The Bill & Melinda Gates Foundation gave $750 million Thursday to the Global Fund to Fight AIDS, Tuberculosis and Malaria to help assure that the organization can keep supplying AIDS drugs while it seeks to adjust to the economic downturn.
The Global Fund, which has disbursed $15.1 billion to low-income countries in the past decade, said in November that it would not award any new grants until 2014. Nearly all of the fund’s money comes from governments in the industrialized world, many of which were unwilling to increase their donations or, in a few cases, fulfill previous pledges.
The fear has been that some AIDS programs in Africa might run out of money, forcing patients to stop taking the antiretroviral drugs that are keeping them alive.
“These are tough economic times, but that is no excuse for cutting aid to the world’s poorest,” Bill Gates said in announcing the contribution at the World Economic Forum in Davos, Switzerland. His foundation had previously contributed $650 million to the fund over a decade.
A fund spokesman, Andrew Hurst, said the Gates donation will pay for 164,000 people to continue receiving AIDS drugs, buy 11.4 million bed nets and treat 427,000 cases of tuberculosis if their costs remain what they have averaged since the fund’s inception.
Also in Davos, former Japanese prime minister Naoto Kan said his country would contribute $340 million to the fund this year. Two years ago, Japan contributed $200 million, but it gave only $110 million last year because of domestic needs from the earthquake and tsunami. The latest is intended to be a catch-up contribution.
The announcements come two days after Global Fund director Michel Kazatchkine, a French physician, unexpectedly stepped down after five years. His leadership had come under criticism from some quarters. In November, the fund’s board announced that it would appoint a general manager to help run the organization, which has its headquarters in Geneva.
Kazatchkine, who has held various roles since the fund’s creation 10 years ago this month, said he concluded that “I should not continue as executive director in these circumstances.”
In addition to paying for antiretroviral drugs for 3.3 million people, the Global Fund has underwritten 8.6 million tuberculosis treatments and provided 230 million insecticide-treated mosquito nets for the prevention of malaria. During its existence, the fund has paid for 1,042 programs in about 150 countries.

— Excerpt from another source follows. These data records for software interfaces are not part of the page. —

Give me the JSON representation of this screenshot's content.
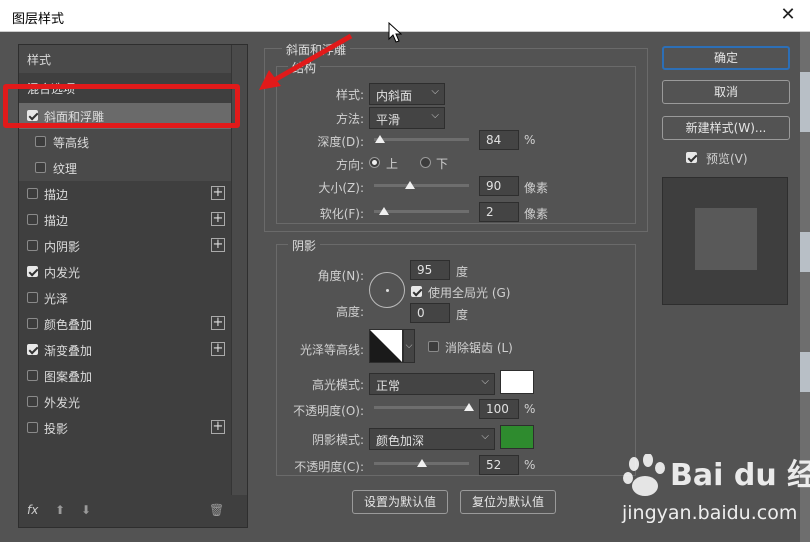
{
  "window": {
    "title": "图层样式",
    "close": "✕"
  },
  "left_panel": {
    "header": "样式",
    "section_label": "混合选项",
    "items": [
      {
        "label": "斜面和浮雕",
        "checked": true,
        "selected": true
      },
      {
        "label": "等高线",
        "checked": false,
        "sub": true
      },
      {
        "label": "纹理",
        "checked": false,
        "sub": true
      },
      {
        "label": "描边",
        "checked": false,
        "plus": "+"
      },
      {
        "label": "描边",
        "checked": false,
        "plus": "+"
      },
      {
        "label": "内阴影",
        "checked": false,
        "plus": "+"
      },
      {
        "label": "内发光",
        "checked": true
      },
      {
        "label": "光泽",
        "checked": false
      },
      {
        "label": "颜色叠加",
        "checked": false,
        "plus": "+"
      },
      {
        "label": "渐变叠加",
        "checked": true,
        "plus": "+"
      },
      {
        "label": "图案叠加",
        "checked": false
      },
      {
        "label": "外发光",
        "checked": false
      },
      {
        "label": "投影",
        "checked": false,
        "plus": "+"
      }
    ],
    "bottom": {
      "fx": "fx",
      "up": "⬆",
      "down": "⬇",
      "trash": "🗑"
    }
  },
  "bevel": {
    "group_title": "斜面和浮雕",
    "structure_title": "结构",
    "style_label": "样式:",
    "style_value": "内斜面",
    "method_label": "方法:",
    "method_value": "平滑",
    "depth_label": "深度(D):",
    "depth_value": "84",
    "depth_unit": "%",
    "depth_level": 0.06,
    "direction_label": "方向:",
    "dir_up": "上",
    "dir_down": "下",
    "size_label": "大小(Z):",
    "size_value": "90",
    "size_unit": "像素",
    "size_level": 0.38,
    "soften_label": "软化(F):",
    "soften_value": "2",
    "soften_unit": "像素",
    "soften_level": 0.1
  },
  "shading": {
    "title": "阴影",
    "angle_label": "角度(N):",
    "angle_value": "95",
    "angle_unit": "度",
    "global_light_label": "使用全局光 (G)",
    "altitude_label": "高度:",
    "altitude_value": "0",
    "altitude_unit": "度",
    "gloss_label": "光泽等高线:",
    "antialias_label": "消除锯齿 (L)",
    "highlight_label": "高光模式:",
    "highlight_value": "正常",
    "highlight_color": "#ffffff",
    "hl_opacity_label": "不透明度(O):",
    "hl_opacity_value": "100",
    "hl_opacity_unit": "%",
    "hl_opacity_level": 1.0,
    "shadow_label": "阴影模式:",
    "shadow_value": "颜色加深",
    "shadow_color": "#2e8b2e",
    "sh_opacity_label": "不透明度(C):",
    "sh_opacity_value": "52",
    "sh_opacity_unit": "%",
    "sh_opacity_level": 0.5
  },
  "footer_buttons": {
    "set_default": "设置为默认值",
    "reset_default": "复位为默认值"
  },
  "right_panel": {
    "ok": "确定",
    "cancel": "取消",
    "new_style": "新建样式(W)...",
    "preview": "预览(V)"
  },
  "watermark": {
    "logo": "Bai du 经验",
    "url": "jingyan.baidu.com"
  }
}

The President’s Emergency Program for AIDS Relief, run through the State Department, helps pays for antiretroviral therapy for about 3.9 million people. As with the Global Fund’s beneficiaries, most of those people are in sub-Saharan Africa. The United States is also the largest donor to the fund, with $5.8 billion contributed to date.
Global Fund grants run for two years and can be renewed for three more if the programs are judged to be performing well. Some programs from the fund’s early years have exhausted five years of support and begun the process again; others have been taken over by national governments and no longer need the fund’s help.
The fund’s director of external relations, Christoph Benn, said that when the Gates donation is added to the $10 billion on hand and pledged from other sources for 2011 through 2013, there “should be enough” money to keep all worthy programs running uninterrupted.
Joanne Carter, a former member of the Global Fund’s governing board and head of the anti-poverty organization Results, said she and other advocates are calling for an emergency “replenishment” meeting before the global AIDS conference meets in Washington in July.
She said she hopes the meeting will raise $1.5 billion in new pledges from countries, enough to fund a new round of grants.